The GOP leaders are pushing harder than ever to persuade other Republicans to back an alternative, sponsored by Rep. Robert W. Ney (R-Ohio), that would limit but not ban soft money. Just before Congress adjourned for the Fourth of July recess, officials of the House GOP campaign committee met with renegade party members who previously supported the Shays-Meehan bill and each Republican freshman to tout the Ney alternative.
Armey said he saw signs of movement in party ranks, though he named no specific members who had switched their positions.
Still, GOP support for the Shays-Meehan bill already has been undercut by retirements and defeats in the 2000 elections. Of the 54 House Republicans who voted for Shays-Meehan in 1999, only 43 still are in Congress--and not all of them are co-sponsoring the version of the measure introduced this year.

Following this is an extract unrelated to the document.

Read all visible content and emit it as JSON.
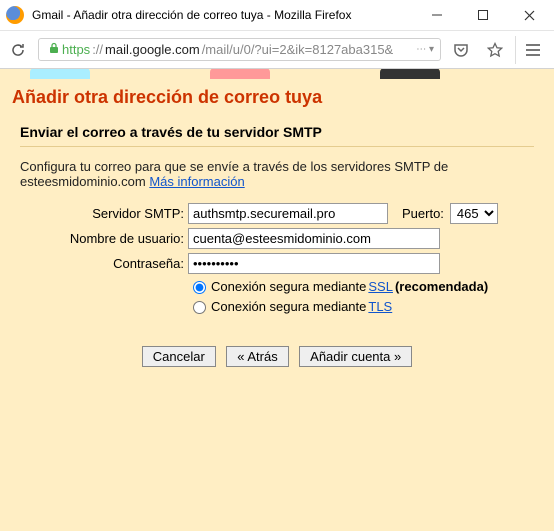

Democratic leaders, meanwhile, face their own struggles in maintaining their party's once-solid support for Shays-Meehan. Gephardt has been meeting for weeks with other House Democrats, especially blacks and Latinos, who are having second thoughts about the bill because they think it will hurt the party's ability to mobilize voters and compete financially with the GOP.
Democratic support seems more solid for the patients' protection bill, which the House also will consider soon. But the GOP House leaders are leaning hard on their rank and file in the debate, which centers on how far Congress should go in allowing patients to sue their private health insurers concerning disputes about care.
A bill co-sponsored by Reps. Charlie Norwood (R-Ga.) and John D. Dingell (D-Mich.) that would give patients broad legal rights passed the House in 1999 with support from 68 Republicans. However, many of those Republicans signaled their willingness to compromise by also voting for more limited versions of the legislation.
Those Republicans are considered likely candidates for supporting a bill backed by the White House and the GOP leaders who would allow patients' lawsuits in more limited circumstances. According to an analysis by Congressional Quarterly, 21 Republicans voted only for the Norwood-Dingell bill and not for the weaker versions in 1999. And of those, only 17 still are in Congress.
Bush has joined the efforts to win over Republicans to the alternative he favors, inviting groups of lawmakers to the White House to discuss the issue. Still, GOP leadership sources acknowledge it will be tough to pry support away from the broader bill.
"I'm not going to tell you they have the votes yet, because I don't think they do," said John Feehery, press secretary to House Speaker J. Dennis Hastert (R-Ill.).
But Armey, interviewed on "Fox News Sunday," said Republicans would benefit this year from something they lacked in 1999: a good alternative to the Democratic bill. This year, Armey said, the Republican alternative would protect patients' rights without raising health insurance costs as much as the Norwood-Dingell bill.
Much of the rest of the congressional session will be dominated by budget decisions: drafting the 13 appropriations bills needed to keep the government running after the new fiscal year begins Oct. 1.
The challenge facing both parties is that spending pressures from both sides of the aisle threaten to push the budget back into deficit. Already, House versions of several appropriations bills exceed Bush's requests.
Sen. Kent Conrad (D-N.D.), chairman of the Senate Budget Committee, also is warning that the $1.35-trillion tax cut enacted at Bush's behest has put Congress on track to dip into Social Security and Medicare trust funds unless lawmakers exercise a restraint on spending that so far has been lacking.
Although Congress routinely dipped into these funds in the past, doing so after the government had nudged back into a surplus could be politically dicey. As a result, the White House will be expecting the House GOP leaders to rein in spending as much as they can.